“We leave something of ourselves behind when we leave a place, we stay there, even though we go away. And there are things in us that we can find again only by going back there.”Mercier, P., Night Train to Lisbon, London: Atlantic Books, 2009
“In the years afterwards, I fled whenever somebody began to understand me. That has subsided. But one thing remained: I don’t want anybody to understand me completely. I want to go through life unknown. The blindness of others is my safety and my freedom.”Mercier, P., Night Train to Lisbon, London: Atlantic Books, 2019
Magical. Profoundly moving. Overwhelmingly beautiful. Compelling exploration of consciousness and the inner life.
Night Train to Lisbon delights with the written word, very vivid descriptions of the places and characters. The author takes us on a long but a wonderful journey full of thoughts and insightful analysis on death, loneliness, courage and friendship looking at the surrounding world through the prism of many people and from a different time perspective. It is like having a long-awaited meeting with a fellow human being whom one listens with an unsurpassed curiosity and fascination.

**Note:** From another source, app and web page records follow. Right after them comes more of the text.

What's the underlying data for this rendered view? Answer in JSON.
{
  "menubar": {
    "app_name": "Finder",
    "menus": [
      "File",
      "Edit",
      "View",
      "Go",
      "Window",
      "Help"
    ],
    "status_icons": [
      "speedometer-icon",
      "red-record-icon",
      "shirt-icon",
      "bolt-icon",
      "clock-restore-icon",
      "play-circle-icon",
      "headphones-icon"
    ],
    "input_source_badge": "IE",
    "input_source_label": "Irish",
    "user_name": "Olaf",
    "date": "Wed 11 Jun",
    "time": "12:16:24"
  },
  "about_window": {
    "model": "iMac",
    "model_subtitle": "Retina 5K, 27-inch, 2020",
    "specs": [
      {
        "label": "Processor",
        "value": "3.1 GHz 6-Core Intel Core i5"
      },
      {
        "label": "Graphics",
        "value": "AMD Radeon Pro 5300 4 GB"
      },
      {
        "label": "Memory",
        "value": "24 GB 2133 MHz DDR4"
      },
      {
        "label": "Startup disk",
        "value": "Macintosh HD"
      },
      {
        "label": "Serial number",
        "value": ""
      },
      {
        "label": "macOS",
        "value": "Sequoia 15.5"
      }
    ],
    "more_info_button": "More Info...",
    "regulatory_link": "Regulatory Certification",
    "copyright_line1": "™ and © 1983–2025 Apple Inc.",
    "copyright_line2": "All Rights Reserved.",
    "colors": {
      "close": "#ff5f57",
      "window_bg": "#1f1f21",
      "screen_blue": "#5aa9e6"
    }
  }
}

“Is the soul a place of facts? Or are the alleged facts only the deceptive shadows of our stories?”Mercier, P., Night Train to Lisbon, London: Atlantic Books, 2019

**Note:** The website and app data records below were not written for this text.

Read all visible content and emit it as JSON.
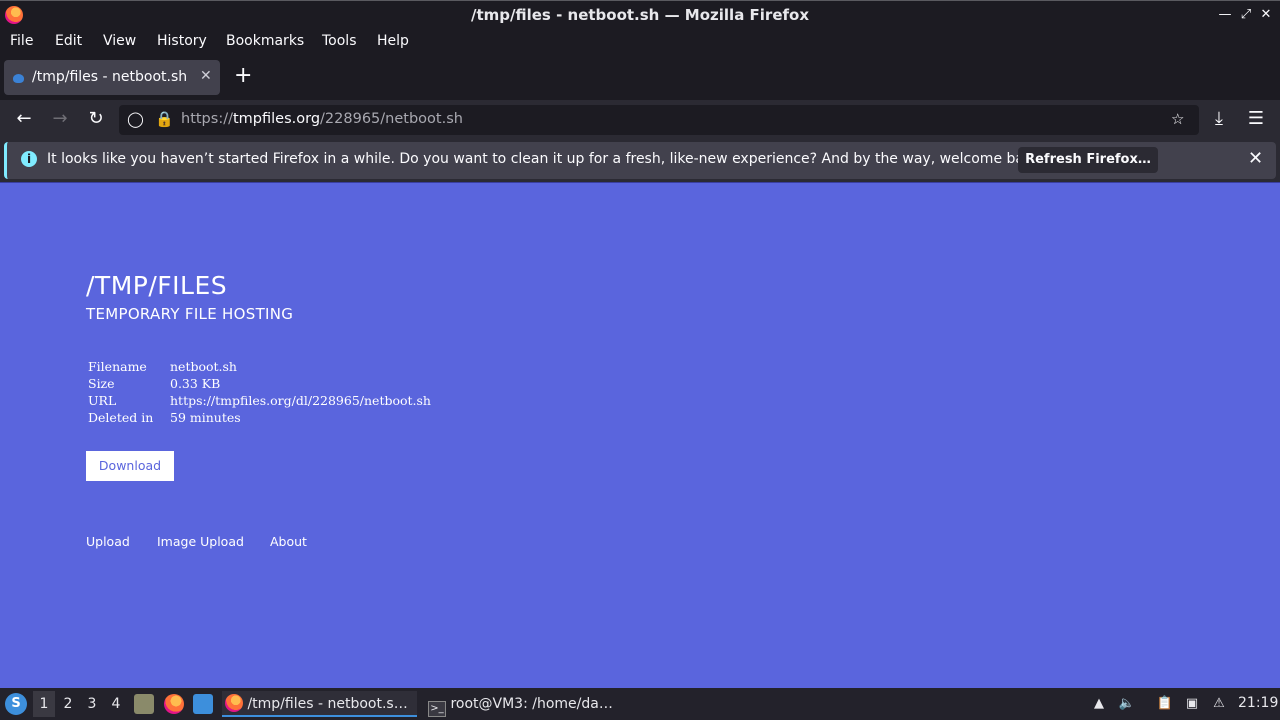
{
  "window": {
    "title": "/tmp/files - netboot.sh — Mozilla Firefox"
  },
  "menu": {
    "items": [
      "File",
      "Edit",
      "View",
      "History",
      "Bookmarks",
      "Tools",
      "Help"
    ]
  },
  "tabs": [
    {
      "label": "/tmp/files - netboot.sh"
    }
  ],
  "urlbar": {
    "prefix": "https://",
    "host": "tmpfiles.org",
    "path": "/228965/netboot.sh"
  },
  "notification": {
    "message": "It looks like you haven’t started Firefox in a while. Do you want to clean it up for a fresh, like-new experience? And by the way, welcome back!",
    "button_label": "Refresh Firefox…"
  },
  "page": {
    "title": "/TMP/FILES",
    "subtitle": "TEMPORARY FILE HOSTING",
    "file_info": [
      {
        "key": "Filename",
        "value": "netboot.sh"
      },
      {
        "key": "Size",
        "value": "0.33 KB"
      },
      {
        "key": "URL",
        "value": "https://tmpfiles.org/dl/228965/netboot.sh"
      },
      {
        "key": "Deleted in",
        "value": "59 minutes"
      }
    ],
    "download_label": "Download",
    "footer_links": [
      "Upload",
      "Image Upload",
      "About"
    ]
  },
  "taskbar": {
    "workspaces": [
      "1",
      "2",
      "3",
      "4"
    ],
    "active_workspace": "1",
    "tasks": [
      {
        "label": "/tmp/files - netboot.s…",
        "active": true
      },
      {
        "label": "root@VM3: /home/da…",
        "active": false
      }
    ],
    "clock": "21:19"
  },
  "colors": {
    "page_background": "#5a65dd",
    "browser_chrome": "#1c1b22",
    "notification_accent": "#80ebff"
  },
  "icons": [
    "firefox-icon",
    "minimize-icon",
    "restore-icon",
    "close-icon",
    "back-icon",
    "forward-icon",
    "reload-icon",
    "shield-icon",
    "lock-icon",
    "bookmark-star-icon",
    "downloads-icon",
    "hamburger-menu-icon",
    "info-icon"
  ]
}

Pascal Mercier offers an astonishing philosophical narrative about the possibility of truly understanding another person, the ability of words to define our very selves and making a journey into the depths of our shared humanity. Night Train to Lisbon compels a reader to look inwards.
“Sometimes I go to the beach and stand facing the wind, which I wish were icy, colder than we know it in these parts. I wish it would blow all the hackneyed words, all the insipid habits of language out of me so that I could come back with a cleansed mind, cleansed of the banalities of the same talk.”Mercier, P., Night Train to Lisbon, London: Atlantic Books, 2019
The protagonist, Raimund Gregorius, is a professor of classical langauges at the college in Bern who one day abandons his old life to set out on a train journey to Lisbon. He carries with him a book written by Amadeu de Prado, a Portuguese doctor whose writings explore the ideas of loneliness, death, friendship and loyalty. These notes introduce a philosophical dimension into the narrative which echo Gregorius’s own thoughts and reflections. This book is used by him as a tool for self-discovery and journey inwards. As he speaks to the people who knew Prado, Gregorius feels he has a lot in common internally with Prado.
One of the themes in Night Train to Lisbon is the exploration of alternate lives, than the one we have chosen, through words, conversations and the life of another man. The narrator poses a question to the reader to imagine what would happen if you questioned everything about your life and started a new existence.
Interestingly, the city of Lisbon is not only a geographical place where most of the narrative takes place, but it is also a character in the book. The occurring question throughout is about the role the place plays in our lives and its impact on who we are and what we can do in our lives.
I would recommend this book to a sensitive reader who enjoys philosophical meanderings about the meaning of life, literature, existentialism, ideas, words and identity.
It is not an easy read, there are not many dialogues, there is no staggering action. However, if you feel that this is the time to reflect about your role in the world, you should get on the train to Lisbon with Gregorius and Prado. This journey will change your life.